The same goes for Kerala, ruled by perhaps the world’s most successful Marxist government, a welfare state that is exemplary in its health care and education sectors, and ensuring communal harmony, social justice, and equality.
Both states strive to emerge from the overbearing shadow of the Hindi mainland, which also finds expression in their extraordinary love for soccer in a singularly cricket-obsessed nation, a proclamation of their freedom and distinctive identity. Argentina is loosely seen as the David vis-a-vis Brazil’s Goliath.
It all began with the 1986 soccer World Cup when Argentina overcame all odds to beat England, a nation that reminds Bengal of its brutal 200-year old colonial history. Bengal was the earliest and the worst-hit of Indian regions by the atrocities of British colonial rule. A number of intellectual and politically aware Bengalis found solidarity with Argentina, which had engaged in a military struggle with Britain over its overseas territory of the Falklands, four years earlier.
Britain’s insolent retention of the islands was seen as a continuation of its historic imperialist tendencies. Thus Bengal rejoiced as Maradona sealed the Argentine victory in the Finals with his Hand of God, and most middle-aged Bengalis owe their Argentine fanhood to that very moment, a sign of rebellion and a proclamation of freedom. It was, to them, a symbol of resistance and overthrow of arbitrary authority – a defiant uprising of the commons.
The humble southern nation had beaten the colonial power at a game of its own creation.
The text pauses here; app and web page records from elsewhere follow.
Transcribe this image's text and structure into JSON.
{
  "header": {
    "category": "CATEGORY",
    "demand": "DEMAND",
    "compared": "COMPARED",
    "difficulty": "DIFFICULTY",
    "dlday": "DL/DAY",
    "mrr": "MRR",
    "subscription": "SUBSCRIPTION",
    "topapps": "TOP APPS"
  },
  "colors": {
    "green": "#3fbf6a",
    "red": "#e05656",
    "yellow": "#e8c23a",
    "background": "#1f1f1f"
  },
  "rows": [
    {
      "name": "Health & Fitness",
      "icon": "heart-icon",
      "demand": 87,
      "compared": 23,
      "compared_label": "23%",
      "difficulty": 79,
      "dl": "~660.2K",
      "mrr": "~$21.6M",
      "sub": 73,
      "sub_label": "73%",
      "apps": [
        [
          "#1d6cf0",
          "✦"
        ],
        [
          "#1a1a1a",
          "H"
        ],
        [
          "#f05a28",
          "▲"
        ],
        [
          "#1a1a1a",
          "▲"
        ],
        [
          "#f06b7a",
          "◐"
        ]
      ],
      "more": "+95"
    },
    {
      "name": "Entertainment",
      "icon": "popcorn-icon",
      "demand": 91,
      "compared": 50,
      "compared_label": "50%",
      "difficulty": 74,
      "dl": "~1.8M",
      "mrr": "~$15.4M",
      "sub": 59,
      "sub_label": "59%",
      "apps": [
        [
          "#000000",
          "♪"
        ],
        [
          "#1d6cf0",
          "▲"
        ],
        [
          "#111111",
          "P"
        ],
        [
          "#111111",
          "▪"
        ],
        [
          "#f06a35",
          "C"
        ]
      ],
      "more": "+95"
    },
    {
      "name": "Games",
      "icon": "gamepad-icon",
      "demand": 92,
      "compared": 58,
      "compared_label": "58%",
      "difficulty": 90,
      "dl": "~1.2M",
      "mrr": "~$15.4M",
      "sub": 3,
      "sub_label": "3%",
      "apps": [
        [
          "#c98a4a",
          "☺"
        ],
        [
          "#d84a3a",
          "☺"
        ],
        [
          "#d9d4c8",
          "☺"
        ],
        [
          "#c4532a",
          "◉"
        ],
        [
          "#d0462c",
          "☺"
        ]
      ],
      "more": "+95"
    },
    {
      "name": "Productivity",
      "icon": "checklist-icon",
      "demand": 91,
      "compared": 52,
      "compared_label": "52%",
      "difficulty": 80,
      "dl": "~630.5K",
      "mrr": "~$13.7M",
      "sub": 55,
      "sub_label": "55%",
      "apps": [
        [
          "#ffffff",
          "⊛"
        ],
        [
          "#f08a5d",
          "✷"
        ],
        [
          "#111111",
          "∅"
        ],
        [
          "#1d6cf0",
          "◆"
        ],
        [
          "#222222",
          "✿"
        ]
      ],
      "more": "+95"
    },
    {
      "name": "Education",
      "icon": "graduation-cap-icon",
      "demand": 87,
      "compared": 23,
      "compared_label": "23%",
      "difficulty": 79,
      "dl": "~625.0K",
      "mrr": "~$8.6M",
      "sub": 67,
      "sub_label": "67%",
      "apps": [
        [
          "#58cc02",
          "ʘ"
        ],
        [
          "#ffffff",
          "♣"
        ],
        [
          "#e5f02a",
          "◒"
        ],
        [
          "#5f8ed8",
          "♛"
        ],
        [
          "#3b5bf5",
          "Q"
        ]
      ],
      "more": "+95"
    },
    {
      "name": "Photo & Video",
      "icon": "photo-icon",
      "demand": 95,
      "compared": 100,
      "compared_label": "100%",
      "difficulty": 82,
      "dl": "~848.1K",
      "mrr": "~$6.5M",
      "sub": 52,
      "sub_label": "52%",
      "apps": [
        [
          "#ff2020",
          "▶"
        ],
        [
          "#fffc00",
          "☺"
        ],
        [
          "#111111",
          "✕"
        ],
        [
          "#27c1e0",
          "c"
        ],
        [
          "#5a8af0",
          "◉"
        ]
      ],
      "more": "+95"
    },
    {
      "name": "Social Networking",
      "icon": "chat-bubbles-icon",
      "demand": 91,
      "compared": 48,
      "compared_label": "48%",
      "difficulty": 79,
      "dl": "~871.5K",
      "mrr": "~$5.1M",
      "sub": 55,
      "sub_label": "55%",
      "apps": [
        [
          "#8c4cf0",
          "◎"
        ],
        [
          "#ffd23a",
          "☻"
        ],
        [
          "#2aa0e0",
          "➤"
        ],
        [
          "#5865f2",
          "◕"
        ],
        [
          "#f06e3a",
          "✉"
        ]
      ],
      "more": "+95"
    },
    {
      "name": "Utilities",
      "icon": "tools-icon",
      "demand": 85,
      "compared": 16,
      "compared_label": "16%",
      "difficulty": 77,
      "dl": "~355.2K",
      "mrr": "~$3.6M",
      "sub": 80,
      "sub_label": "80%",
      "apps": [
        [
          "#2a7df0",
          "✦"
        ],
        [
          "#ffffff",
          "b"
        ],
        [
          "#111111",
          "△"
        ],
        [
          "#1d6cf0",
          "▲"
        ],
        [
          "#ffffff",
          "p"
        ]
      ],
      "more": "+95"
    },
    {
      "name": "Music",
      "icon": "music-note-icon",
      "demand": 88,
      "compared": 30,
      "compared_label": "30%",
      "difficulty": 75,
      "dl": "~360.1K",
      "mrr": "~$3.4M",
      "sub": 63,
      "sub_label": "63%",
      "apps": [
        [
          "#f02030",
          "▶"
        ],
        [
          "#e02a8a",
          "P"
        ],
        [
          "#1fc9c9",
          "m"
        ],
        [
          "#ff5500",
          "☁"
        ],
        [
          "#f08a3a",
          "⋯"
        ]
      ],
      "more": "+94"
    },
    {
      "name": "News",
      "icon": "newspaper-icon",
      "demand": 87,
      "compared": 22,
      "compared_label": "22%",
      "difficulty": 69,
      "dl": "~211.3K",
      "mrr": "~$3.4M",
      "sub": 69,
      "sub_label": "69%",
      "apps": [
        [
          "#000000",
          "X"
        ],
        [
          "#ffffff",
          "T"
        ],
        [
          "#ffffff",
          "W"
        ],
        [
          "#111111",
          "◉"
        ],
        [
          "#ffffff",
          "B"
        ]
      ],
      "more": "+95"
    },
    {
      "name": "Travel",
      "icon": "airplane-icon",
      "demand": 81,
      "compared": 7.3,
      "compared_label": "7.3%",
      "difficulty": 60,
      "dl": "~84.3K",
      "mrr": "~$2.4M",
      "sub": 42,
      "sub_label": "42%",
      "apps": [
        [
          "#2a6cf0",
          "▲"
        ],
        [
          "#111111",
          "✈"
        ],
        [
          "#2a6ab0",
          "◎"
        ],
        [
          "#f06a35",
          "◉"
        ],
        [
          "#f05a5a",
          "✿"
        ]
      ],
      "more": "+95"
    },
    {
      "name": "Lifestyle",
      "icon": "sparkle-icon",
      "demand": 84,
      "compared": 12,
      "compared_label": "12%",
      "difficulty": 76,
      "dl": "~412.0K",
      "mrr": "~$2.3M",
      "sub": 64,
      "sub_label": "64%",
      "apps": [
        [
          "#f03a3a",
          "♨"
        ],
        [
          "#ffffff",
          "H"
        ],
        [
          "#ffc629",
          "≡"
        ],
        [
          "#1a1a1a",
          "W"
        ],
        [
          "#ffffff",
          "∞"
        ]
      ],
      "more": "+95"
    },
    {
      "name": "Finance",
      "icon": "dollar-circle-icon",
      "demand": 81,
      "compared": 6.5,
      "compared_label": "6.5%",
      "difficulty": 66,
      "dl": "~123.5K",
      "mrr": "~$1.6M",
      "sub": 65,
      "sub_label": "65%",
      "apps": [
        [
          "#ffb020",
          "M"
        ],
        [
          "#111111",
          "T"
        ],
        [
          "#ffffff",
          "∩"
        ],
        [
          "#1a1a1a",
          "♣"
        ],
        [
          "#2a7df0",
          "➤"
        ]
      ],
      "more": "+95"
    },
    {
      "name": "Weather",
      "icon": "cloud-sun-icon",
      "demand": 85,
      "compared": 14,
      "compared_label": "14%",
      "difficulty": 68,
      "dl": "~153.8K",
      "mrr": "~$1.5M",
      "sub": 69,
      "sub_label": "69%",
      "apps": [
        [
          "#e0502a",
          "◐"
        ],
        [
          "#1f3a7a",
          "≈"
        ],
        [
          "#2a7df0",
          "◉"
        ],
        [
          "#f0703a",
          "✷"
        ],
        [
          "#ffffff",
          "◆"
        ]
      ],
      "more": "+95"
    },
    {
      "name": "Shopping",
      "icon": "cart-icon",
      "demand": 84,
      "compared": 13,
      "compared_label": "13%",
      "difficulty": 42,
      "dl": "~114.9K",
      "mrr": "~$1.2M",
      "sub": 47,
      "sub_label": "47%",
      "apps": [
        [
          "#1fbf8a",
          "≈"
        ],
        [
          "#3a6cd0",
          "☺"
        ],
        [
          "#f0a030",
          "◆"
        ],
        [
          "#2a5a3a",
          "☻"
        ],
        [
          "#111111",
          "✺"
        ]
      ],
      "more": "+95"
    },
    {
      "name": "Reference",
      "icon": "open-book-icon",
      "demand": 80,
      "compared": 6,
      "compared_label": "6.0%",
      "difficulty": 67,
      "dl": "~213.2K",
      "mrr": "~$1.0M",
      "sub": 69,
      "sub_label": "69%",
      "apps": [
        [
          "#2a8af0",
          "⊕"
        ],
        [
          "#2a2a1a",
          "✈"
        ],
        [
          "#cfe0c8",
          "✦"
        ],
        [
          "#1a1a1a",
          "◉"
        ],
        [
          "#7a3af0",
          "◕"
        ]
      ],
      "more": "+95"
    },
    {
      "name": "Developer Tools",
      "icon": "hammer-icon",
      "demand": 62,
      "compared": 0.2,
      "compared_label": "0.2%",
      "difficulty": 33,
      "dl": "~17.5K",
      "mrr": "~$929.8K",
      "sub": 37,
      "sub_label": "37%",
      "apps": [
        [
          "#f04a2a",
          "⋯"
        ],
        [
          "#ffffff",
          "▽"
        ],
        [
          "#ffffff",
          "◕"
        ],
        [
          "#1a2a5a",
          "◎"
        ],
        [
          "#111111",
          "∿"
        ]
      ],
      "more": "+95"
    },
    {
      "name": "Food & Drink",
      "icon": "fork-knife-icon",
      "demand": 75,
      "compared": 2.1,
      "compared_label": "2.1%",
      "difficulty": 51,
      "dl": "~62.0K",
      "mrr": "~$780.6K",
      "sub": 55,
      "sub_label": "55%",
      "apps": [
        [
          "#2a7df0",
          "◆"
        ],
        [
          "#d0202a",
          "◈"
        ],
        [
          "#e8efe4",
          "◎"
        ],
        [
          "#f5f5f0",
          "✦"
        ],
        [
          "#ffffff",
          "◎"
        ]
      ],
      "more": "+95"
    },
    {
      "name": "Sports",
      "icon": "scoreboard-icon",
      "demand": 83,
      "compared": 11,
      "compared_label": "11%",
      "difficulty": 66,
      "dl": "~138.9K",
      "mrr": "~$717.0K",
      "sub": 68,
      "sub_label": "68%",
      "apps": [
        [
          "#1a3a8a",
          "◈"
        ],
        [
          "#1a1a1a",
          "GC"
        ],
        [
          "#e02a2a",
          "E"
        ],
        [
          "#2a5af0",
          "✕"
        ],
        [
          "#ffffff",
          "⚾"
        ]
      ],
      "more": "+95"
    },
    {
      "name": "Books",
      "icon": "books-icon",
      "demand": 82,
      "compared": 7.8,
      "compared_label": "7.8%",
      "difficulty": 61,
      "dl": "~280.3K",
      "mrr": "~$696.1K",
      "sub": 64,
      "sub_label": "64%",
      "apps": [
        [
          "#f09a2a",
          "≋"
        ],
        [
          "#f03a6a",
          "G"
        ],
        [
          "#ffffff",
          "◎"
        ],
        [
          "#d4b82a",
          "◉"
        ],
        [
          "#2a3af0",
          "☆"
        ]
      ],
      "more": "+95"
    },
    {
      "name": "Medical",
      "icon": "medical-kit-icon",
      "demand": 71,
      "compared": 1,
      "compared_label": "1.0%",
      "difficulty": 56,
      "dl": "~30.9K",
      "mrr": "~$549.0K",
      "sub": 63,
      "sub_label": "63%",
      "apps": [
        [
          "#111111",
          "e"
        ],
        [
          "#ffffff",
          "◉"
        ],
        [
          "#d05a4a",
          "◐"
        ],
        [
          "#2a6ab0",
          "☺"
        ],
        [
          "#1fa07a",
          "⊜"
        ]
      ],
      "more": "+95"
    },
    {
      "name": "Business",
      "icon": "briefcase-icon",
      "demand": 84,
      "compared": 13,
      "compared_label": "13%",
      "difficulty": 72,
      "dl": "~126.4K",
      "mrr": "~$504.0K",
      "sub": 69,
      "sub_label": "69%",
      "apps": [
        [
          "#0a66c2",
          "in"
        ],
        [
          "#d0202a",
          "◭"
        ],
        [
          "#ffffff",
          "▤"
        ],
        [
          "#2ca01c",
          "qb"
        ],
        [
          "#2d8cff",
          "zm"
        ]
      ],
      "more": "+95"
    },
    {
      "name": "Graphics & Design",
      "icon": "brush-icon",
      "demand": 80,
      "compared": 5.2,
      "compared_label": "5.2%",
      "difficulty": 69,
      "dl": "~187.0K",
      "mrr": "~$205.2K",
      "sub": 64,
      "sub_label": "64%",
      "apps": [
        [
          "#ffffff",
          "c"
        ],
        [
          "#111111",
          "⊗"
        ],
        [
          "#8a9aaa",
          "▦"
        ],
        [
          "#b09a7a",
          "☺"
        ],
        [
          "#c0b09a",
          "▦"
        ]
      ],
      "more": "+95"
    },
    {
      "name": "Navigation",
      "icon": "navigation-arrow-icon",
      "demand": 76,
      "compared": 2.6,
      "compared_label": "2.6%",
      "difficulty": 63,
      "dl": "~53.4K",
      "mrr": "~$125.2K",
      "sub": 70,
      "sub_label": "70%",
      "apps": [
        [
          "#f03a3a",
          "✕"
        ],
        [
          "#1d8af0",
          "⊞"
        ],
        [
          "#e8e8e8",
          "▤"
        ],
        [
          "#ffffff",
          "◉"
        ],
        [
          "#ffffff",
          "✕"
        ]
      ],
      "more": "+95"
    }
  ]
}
The 1986 World Cup was aired live on Indian national television. The elite beheld it on the newly introduced color TV sets, imprinting the vibrant jerseys on their minds.
Many of them, including Patra, admit that they see Messi as an extension of Maradona and hence root for Argentina, passing on this fandom to the next generation, notably by mass distribution of jerseys. Patra “blesses” the life-size Messi posters he has in his room with anointments from the neighborhood temple before important matches.
Maradona’s 2017 visit to Kolkata was long-awaited and much-celebrated. It is not uncommon to see schoolchildren in small suburbs of Kolkata saving their pocket money to celebrate the birthdays of Messi and Maradona. Anticipation leads to jubilation and veritably empty streets, victories prompt cheer and celebration with firecrackers and sweets, and losses cause mourning.
The obsession, however, at times, goes to extremes, as in the case of a most unfortunate incident of suicide by a devout fan after Argentina’s loss to France in the 2018 World Cup.
For Kerala, soccer is like cricket, a colonial introduction that stuck. Soccer was brought in by the Portuguese, the first European explorers, traders, and colonists to arrive in India. But it is also a symbolic thing in the politically aware state.
Soccer for Kerala is an expression of esthetics, freedom, solidarity, and camaraderie, being united in passion amid the diversity of allegiances and support. But support for Argentina is clearly set apart.
The 2019 Malayali film Argentina Fans Kaattoorkadavu told a story centered on the soccer fandoms in an eponymous village in Kerala, with its sports narrative deeply interwoven with ideological conflicts. It’s a rather well-known fact in Malayali soccer fan circles that Che Guevara and Lionel Messi share the same birthplace – Rosario, Argentina.